Signs advertising free measles vaccines and information about measles are displayed at the Rockland County Health Department, in Pomona, N.Y. New York City declared a public health emergency and issued an order for mandatory vaccinations on Tuesday over a "huge spike" in measles cases. File photo: AP Photo/Seth Wenig.

New York - New York City declared a public health emergency and issued an order for mandatory vaccinations on Tuesday over a "huge spike" in measles cases.

The public health order makes the measles vaccine mandatory for people living in the affected areas of Brooklyn and fines will be issued to those who remain unvaccinated, Mayor Bill de Blasio said at a press conference.

The affected area in Williamsburg, Brooklyn, is home to an Orthodox Jewish community.

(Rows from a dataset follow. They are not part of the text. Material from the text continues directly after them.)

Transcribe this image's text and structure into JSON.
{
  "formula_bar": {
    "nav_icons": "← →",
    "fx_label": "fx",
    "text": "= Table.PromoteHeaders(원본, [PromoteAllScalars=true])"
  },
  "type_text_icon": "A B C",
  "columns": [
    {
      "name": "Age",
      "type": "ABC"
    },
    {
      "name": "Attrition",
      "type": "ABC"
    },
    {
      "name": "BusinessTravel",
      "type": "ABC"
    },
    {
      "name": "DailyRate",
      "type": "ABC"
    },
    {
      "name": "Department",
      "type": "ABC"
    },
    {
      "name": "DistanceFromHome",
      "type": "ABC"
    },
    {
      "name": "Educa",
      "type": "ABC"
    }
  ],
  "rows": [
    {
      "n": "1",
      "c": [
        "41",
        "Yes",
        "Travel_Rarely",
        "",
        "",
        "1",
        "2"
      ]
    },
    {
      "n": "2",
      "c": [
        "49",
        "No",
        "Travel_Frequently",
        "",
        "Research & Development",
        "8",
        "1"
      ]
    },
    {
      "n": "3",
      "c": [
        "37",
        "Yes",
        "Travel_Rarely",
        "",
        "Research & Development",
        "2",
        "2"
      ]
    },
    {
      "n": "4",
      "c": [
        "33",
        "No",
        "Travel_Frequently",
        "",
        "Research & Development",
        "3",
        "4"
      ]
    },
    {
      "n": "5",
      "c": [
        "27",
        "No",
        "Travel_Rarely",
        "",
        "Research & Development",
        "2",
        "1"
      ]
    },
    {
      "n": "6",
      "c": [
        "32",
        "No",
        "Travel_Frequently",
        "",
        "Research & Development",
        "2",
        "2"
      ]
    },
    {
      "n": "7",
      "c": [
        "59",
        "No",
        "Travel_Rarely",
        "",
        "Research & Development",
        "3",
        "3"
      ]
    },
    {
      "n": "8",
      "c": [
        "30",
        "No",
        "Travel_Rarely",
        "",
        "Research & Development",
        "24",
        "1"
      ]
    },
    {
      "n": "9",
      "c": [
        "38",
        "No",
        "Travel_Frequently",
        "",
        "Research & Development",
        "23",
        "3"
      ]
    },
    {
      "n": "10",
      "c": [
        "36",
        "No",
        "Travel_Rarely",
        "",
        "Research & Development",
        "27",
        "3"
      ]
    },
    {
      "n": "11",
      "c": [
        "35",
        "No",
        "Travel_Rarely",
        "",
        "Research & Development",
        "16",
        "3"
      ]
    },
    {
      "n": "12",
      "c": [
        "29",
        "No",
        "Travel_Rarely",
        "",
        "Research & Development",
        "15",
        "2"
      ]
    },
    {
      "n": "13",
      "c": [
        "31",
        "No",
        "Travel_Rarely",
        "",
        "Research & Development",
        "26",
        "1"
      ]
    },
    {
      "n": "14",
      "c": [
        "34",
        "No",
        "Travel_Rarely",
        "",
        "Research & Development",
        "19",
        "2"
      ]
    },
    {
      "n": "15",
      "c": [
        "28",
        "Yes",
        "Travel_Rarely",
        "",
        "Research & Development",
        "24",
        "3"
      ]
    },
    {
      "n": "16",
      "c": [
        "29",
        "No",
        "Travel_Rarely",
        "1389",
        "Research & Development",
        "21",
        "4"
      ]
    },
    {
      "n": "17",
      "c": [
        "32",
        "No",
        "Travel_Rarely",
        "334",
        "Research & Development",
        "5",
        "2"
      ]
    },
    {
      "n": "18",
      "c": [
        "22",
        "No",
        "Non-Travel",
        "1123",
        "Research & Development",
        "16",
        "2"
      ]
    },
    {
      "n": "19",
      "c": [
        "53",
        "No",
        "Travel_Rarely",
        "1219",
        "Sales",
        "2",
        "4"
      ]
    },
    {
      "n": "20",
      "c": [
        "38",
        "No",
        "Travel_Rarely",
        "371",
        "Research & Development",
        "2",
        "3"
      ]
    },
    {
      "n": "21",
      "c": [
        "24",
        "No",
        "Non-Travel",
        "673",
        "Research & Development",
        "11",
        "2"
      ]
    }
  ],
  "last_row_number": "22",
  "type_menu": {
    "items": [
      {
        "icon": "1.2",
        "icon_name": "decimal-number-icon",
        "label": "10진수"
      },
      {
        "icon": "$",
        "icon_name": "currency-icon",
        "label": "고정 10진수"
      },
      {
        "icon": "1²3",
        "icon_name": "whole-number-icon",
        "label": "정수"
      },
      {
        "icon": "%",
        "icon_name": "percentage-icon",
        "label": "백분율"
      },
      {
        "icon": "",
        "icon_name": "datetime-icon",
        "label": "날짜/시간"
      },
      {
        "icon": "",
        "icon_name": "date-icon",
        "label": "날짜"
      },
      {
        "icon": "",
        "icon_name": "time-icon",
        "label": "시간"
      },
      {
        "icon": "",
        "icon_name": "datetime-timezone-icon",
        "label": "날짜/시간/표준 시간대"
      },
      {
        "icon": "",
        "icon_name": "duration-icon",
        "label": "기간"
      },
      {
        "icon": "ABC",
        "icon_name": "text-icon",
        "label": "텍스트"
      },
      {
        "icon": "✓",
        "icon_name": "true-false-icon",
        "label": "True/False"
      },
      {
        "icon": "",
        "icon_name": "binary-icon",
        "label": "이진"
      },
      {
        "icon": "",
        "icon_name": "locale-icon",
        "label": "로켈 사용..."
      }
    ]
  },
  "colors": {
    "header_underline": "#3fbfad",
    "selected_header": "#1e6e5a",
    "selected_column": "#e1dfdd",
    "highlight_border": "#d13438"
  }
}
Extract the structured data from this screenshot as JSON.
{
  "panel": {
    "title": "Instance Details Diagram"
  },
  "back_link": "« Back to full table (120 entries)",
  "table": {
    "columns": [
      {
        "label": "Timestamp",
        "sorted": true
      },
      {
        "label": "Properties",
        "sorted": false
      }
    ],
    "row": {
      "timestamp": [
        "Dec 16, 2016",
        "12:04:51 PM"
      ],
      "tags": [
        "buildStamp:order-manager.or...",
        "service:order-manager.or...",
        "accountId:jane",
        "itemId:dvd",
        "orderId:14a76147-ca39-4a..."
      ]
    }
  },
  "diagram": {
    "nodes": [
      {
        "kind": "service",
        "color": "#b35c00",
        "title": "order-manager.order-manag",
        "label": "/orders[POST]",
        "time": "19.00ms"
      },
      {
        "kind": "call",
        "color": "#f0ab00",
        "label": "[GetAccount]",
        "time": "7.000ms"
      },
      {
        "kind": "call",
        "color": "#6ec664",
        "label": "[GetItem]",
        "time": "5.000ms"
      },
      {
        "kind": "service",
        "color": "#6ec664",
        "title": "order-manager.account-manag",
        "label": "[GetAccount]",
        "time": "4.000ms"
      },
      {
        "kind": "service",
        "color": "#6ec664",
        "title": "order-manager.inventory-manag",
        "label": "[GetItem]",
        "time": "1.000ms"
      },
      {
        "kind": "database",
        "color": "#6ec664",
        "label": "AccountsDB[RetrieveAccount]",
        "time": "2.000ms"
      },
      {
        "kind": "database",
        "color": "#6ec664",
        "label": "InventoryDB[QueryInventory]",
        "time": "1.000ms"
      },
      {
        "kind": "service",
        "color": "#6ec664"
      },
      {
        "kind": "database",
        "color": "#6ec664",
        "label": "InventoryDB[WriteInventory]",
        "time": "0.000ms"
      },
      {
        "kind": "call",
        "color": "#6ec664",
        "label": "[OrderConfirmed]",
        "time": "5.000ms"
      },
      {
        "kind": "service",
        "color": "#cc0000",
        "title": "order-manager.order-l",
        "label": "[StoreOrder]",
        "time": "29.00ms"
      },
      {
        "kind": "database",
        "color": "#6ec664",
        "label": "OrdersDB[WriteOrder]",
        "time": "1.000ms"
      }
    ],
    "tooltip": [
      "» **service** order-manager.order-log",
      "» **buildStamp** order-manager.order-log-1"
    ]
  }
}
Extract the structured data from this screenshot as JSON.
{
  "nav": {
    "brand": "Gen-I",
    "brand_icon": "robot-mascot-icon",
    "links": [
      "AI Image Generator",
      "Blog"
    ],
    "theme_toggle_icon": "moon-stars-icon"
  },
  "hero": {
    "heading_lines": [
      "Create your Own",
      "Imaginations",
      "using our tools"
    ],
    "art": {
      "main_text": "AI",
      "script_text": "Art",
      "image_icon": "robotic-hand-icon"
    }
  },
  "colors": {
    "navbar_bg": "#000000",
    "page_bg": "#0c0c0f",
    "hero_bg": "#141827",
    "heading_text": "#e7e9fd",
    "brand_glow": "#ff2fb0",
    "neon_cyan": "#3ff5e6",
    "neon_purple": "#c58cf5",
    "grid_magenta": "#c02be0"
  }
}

The New York mayor's office said they had been reaching out to the community in both English and Yiddish.

There have been almost 300 recorded cases of measles since October 2018, de Blasio said. In 2017, there were only 2 recorded cases of measles.

The mayor's office placed the blame largely on intentional campaigns to discredit the safety of vaccinations - the so-called anti-vax movement that has gained prominence across the United States.

"It is crucial for people to understand the measles vaccine works - it is safe, it is effective, it is time-tested," de Blasio said.

He also warned against "measles parties," where parents expose their children to the measles infection in a bid to give them immunity.

dpa